> **WHAT THIS TASK INVOLVES**: Whenever a line carries the word "image", pull it out of the entries.

Segment Start: MATERIAL PROVIDED

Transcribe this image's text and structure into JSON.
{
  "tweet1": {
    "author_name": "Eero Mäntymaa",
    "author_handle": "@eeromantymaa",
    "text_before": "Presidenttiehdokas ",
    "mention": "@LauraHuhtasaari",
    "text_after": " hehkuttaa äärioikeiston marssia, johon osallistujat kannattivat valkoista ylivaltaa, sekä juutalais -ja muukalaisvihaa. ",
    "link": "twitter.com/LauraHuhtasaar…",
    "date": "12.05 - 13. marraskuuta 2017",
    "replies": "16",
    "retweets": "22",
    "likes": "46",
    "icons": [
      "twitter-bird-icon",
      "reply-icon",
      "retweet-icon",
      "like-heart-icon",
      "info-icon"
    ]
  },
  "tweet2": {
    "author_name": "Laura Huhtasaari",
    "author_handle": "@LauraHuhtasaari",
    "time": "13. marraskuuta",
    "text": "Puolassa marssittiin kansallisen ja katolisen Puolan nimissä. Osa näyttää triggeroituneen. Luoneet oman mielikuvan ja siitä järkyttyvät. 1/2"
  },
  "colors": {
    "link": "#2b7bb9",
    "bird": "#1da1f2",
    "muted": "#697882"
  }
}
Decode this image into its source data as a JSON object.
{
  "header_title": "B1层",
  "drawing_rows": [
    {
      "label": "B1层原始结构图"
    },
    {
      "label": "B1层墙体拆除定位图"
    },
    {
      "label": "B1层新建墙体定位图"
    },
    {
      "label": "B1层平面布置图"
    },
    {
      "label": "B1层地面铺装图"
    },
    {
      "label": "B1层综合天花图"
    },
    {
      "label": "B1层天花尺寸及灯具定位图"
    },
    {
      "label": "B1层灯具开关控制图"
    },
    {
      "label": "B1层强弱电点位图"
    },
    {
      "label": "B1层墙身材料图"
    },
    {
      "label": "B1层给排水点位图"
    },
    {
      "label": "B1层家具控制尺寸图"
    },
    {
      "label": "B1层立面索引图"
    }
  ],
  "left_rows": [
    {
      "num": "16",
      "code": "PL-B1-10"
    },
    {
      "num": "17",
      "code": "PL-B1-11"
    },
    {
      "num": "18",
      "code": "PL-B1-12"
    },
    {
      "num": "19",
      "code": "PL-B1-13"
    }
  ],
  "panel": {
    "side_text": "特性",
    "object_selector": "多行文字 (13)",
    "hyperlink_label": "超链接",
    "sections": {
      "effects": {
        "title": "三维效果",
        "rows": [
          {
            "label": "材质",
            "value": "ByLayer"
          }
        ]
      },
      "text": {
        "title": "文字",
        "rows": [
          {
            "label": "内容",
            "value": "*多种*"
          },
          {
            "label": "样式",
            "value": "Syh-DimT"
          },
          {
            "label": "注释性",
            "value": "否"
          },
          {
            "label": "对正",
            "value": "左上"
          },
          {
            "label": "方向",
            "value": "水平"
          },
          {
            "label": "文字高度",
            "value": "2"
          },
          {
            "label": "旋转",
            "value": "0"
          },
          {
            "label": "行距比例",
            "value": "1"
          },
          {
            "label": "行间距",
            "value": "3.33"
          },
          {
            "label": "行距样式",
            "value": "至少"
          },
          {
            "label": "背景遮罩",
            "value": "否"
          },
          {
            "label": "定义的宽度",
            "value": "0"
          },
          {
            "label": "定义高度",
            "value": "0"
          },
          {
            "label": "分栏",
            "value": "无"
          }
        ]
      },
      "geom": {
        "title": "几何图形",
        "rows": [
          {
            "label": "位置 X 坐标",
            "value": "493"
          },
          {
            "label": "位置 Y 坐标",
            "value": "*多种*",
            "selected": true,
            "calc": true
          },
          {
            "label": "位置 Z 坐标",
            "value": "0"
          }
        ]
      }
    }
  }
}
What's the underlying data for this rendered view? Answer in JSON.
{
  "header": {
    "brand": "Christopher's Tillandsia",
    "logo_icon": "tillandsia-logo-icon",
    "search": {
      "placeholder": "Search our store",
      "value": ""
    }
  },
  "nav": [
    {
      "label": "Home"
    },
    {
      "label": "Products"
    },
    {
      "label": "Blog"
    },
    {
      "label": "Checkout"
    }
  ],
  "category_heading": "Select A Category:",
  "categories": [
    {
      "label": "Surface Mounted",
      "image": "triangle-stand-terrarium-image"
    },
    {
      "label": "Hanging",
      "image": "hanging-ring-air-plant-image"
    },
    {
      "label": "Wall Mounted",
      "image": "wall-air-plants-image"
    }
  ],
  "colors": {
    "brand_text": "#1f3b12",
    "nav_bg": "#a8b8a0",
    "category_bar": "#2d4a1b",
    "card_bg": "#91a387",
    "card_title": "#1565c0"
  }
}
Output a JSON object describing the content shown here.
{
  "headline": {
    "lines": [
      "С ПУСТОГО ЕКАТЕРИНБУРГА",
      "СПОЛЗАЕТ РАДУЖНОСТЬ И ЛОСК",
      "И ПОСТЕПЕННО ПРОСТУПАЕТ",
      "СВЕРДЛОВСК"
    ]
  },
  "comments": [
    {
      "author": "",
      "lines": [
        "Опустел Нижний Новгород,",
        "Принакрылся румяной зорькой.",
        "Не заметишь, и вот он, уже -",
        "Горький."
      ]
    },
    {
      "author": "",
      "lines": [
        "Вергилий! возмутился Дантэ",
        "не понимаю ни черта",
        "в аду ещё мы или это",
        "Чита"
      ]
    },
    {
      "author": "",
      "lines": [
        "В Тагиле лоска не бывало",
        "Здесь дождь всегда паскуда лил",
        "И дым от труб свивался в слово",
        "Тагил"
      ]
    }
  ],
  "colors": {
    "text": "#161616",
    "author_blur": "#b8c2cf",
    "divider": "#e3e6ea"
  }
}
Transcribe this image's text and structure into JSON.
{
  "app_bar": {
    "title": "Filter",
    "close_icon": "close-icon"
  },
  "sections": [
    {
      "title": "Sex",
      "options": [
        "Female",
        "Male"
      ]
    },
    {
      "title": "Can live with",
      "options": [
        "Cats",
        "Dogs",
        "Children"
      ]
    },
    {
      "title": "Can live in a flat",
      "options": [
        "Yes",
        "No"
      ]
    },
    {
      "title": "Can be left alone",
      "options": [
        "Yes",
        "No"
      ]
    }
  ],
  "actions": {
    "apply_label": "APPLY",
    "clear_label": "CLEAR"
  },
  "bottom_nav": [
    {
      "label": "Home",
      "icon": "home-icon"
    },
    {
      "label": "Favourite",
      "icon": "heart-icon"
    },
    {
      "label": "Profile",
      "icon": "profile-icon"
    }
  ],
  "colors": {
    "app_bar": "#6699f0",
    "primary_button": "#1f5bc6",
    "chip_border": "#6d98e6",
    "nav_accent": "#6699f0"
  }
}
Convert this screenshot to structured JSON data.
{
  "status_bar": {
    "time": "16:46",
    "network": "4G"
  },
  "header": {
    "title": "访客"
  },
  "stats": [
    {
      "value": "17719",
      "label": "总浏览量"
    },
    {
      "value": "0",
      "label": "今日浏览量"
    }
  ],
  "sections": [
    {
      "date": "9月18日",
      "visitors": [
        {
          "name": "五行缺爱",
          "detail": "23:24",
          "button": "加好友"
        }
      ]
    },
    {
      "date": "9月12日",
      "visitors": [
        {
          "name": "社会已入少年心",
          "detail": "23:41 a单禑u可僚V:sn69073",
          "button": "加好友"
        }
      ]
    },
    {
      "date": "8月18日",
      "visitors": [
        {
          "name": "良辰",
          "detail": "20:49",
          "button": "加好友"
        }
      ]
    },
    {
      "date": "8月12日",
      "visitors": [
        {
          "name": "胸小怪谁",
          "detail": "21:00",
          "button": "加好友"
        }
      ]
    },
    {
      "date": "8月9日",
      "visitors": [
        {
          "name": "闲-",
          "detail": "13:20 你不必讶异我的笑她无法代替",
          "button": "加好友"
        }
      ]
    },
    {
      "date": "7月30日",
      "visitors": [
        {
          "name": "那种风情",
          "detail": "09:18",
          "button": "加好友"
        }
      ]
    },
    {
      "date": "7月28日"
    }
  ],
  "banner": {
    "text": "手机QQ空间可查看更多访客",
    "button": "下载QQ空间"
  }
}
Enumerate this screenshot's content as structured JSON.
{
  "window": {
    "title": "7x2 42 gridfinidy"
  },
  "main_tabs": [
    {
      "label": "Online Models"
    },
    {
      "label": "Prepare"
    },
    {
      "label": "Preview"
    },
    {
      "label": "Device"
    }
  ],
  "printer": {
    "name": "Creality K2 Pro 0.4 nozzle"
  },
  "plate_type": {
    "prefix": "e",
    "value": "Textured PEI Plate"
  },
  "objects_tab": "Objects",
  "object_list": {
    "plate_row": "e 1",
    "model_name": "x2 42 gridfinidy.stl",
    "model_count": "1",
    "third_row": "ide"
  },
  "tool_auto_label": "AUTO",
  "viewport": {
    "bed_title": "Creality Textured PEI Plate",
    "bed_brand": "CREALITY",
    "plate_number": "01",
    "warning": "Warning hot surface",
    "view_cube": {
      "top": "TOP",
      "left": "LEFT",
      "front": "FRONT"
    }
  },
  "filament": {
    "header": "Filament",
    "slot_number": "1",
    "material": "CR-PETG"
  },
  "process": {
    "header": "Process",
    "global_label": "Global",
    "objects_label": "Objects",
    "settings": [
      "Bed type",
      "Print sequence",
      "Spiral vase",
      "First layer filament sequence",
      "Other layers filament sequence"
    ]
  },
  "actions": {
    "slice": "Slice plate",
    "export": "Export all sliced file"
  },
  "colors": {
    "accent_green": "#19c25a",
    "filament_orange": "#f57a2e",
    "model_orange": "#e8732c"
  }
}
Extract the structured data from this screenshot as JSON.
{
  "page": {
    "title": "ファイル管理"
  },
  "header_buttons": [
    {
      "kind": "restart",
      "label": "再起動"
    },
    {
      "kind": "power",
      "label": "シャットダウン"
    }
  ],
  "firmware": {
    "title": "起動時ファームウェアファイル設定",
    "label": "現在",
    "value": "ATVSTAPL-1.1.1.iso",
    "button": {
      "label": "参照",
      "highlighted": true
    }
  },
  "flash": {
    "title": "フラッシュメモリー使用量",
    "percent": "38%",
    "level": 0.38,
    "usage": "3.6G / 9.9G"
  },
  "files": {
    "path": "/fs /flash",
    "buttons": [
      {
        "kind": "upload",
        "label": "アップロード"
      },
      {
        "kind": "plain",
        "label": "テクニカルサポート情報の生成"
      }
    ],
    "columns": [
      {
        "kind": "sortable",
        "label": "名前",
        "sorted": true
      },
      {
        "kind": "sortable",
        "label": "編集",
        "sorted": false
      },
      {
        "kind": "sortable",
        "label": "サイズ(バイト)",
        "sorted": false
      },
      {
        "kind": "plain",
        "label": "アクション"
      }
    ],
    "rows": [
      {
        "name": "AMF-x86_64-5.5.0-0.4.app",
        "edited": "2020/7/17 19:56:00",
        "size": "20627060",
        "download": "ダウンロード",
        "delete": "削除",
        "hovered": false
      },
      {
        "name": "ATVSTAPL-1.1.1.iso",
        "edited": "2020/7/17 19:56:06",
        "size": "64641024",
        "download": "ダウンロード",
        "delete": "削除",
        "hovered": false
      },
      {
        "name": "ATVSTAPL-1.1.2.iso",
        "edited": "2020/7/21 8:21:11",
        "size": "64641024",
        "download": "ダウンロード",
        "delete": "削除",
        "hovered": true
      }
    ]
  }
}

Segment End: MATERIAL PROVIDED

> **TASK ANSWER**:
Transcribe this image's text and structure into JSON.
Decode this image into its source data as a JSON object.
      "image": "triangle-stand-terrarium-image"
      "image": "hanging-ring-air-plant-image"
      "image": "wall-air-plants-image"
Transcribe this image's text and structure into JSON.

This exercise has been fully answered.